--- Task data Enclosed Below ---

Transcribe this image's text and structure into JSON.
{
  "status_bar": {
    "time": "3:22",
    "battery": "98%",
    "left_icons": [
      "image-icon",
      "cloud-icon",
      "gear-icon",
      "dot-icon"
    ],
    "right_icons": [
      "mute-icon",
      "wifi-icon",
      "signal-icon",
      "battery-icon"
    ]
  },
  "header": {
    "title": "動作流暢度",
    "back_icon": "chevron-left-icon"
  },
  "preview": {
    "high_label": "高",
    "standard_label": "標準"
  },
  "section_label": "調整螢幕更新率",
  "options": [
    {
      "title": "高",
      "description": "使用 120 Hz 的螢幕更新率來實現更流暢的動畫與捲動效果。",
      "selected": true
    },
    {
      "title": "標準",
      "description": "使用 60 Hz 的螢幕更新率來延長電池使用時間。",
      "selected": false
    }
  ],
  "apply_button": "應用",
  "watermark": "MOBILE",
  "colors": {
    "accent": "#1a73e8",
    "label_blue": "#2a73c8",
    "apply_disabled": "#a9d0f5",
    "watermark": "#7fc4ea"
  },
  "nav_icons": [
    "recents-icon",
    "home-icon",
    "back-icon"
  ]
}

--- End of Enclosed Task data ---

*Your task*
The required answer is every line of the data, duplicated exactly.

*Problem solution*
Transcribe this image's text and structure into JSON.
{
  "status_bar": {
    "time": "3:22",
    "battery": "98%",
    "left_icons": [
      "image-icon",
      "cloud-icon",
      "gear-icon",
      "dot-icon"
    ],
    "right_icons": [
      "mute-icon",
      "wifi-icon",
      "signal-icon",
      "battery-icon"
    ]
  },
  "header": {
    "title": "動作流暢度",
    "back_icon": "chevron-left-icon"
  },
  "preview": {
    "high_label": "高",
    "standard_label": "標準"
  },
  "section_label": "調整螢幕更新率",
  "options": [
    {
      "title": "高",
      "description": "使用 120 Hz 的螢幕更新率來實現更流暢的動畫與捲動效果。",
      "selected": true
    },
    {
      "title": "標準",
      "description": "使用 60 Hz 的螢幕更新率來延長電池使用時間。",
      "selected": false
    }
  ],
  "apply_button": "應用",
  "watermark": "MOBILE",
  "colors": {
    "accent": "#1a73e8",
    "label_blue": "#2a73c8",
    "apply_disabled": "#a9d0f5",
    "watermark": "#7fc4ea"
  },
  "nav_icons": [
    "recents-icon",
    "home-icon",
    "back-icon"
  ]
}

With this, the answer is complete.